Bandwidth concerns are one obstacle that these services will need to overcome in order to be embraced by hardcore gamers.  But many hardcore gamers are also tinkerers by nature, and take great pride in their rigs.  Will they give that side of the hobby up so easily?  Certainly, many gamers will gladly hold on to their money, but a segment of the gaming population will be loath to give up control.

 

4.  Will net neutrality get in the way?

With a consistent connection being so vital to these services, it is easy to envision a world where OnLive and Gaikai make arrangements with internet service provides to prioritize their traffic.  If this were to happen, a user of OnLive or Gaikai wouldn’t need to worry that a neighbor’s download of Transformers 2 would disrupt a session of Crysis.  But would the FCC allow this?  We’ve already seen the FCC tell Comcast that it can’t discriminate against Bittorrent traffic.  If I didn’t use OnLive or Gaikai, I surely wouldn’t be happy knowing that my traffic was taking a backseat to gaming traffic.

 

5.  Will this kill hardware companies?
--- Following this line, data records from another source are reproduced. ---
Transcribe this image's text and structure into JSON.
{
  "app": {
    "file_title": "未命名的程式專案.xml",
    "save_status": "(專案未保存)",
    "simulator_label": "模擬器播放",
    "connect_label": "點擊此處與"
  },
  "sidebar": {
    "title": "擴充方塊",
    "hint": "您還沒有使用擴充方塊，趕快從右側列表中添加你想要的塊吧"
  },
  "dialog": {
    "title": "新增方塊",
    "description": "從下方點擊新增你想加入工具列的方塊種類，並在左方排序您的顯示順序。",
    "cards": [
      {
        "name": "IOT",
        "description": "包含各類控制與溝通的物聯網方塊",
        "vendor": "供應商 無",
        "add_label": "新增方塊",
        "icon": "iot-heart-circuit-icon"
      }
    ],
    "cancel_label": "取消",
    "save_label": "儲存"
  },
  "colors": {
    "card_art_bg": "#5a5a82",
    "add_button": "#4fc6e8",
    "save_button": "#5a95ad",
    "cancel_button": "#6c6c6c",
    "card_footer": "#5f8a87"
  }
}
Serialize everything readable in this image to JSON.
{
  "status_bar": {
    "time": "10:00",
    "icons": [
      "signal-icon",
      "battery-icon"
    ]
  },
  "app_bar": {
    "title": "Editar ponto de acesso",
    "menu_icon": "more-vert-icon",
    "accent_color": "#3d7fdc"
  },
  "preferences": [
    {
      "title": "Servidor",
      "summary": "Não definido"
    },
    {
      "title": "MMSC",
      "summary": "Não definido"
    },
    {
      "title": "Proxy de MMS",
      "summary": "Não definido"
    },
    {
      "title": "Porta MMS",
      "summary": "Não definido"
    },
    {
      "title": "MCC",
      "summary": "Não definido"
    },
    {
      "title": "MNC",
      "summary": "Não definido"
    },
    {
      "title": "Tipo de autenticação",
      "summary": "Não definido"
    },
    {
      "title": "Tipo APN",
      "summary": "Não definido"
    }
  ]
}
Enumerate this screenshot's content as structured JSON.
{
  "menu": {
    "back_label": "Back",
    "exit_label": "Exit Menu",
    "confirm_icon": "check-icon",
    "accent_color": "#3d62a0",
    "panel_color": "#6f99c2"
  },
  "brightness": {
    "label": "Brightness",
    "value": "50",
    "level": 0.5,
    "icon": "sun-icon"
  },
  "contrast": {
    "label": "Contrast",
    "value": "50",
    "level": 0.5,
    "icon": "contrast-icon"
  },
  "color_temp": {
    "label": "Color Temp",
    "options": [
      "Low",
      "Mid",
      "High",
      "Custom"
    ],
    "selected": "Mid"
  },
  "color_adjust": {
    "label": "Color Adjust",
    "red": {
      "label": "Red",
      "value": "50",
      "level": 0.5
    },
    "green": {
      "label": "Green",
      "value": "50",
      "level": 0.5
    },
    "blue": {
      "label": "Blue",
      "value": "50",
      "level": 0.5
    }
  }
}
Hardware companies like nVidia and AMD must be frightened by OnLive and Gaikai (although, interestingly, nVidia is listed on OnLive’s Partners page).  Although their products are used not just in the gaming world, gamers do purchase the most expensive hardware.  Why would many gamers drop $400 on a new video card, if it wasn’t needed?  Boutique PC manufacturers also must be casting a wary eye towards OnLive and Gaikai.  In 2008 I purchased a custom-built gaming computer from a great company, Digital Storm.  If OnLive and Gaikai had been around then, my purchasing priorities would have changed.

 

6.  Will this kill consoles?

OnLive also promises a console of its own, called a MicroConsole, that will allow users to access games from their televisions.  One of the biggest obstacles to PC gaming is its cost.  If OnLive can run on low spec computers, the MicroConsole almost certainly will have low specs as well.  Low specs should mean low cost, which could usher gamers away from traditional consoles.

 

7.  Will more high-end programs make their way to the cloud?

If the technology behind OnLive and Gaikai actually works, this will have huge ramifications for other applications.  Already, many basic tasks, such as word processing and spreadsheet editing, have made their way to the cloud.  Games are among the most hardware intensive applications that a computer will run, so it is not hard to imagine a floodgate of other applications, such as video editors and animation programs, coming to you via your broadband connection

 

 8.  Will Onlive and Gaikai kill the modding community?

"Kill" might be too strong a word, as modders will be around forever.  But any hobby needs new lifeblood.  Today, many games come with toolsets that allow users to design levels or otherwise produce content for games, or even modify those games.  Those users often graduate to more advanced modding tasks, such as creating their own 3D assets, and more.  Neverwinter Nights is a great example of this, where several members of the community were hired by Bioware and Obsidian on the strength of their work in the Neverwinter Nights/Neverwinter Nights 2 modding community.  There has been no mention of toolsets in any of the coverage of OnLive and Gaikai.  If gamers are never introduced to modding through a game’s toolset, this could stifle the influx of new blood into the modding community.

 

Are you a gamer?  Will you use these services if they actually work?  What other problems or issues do you see with OnLive and Gaikai?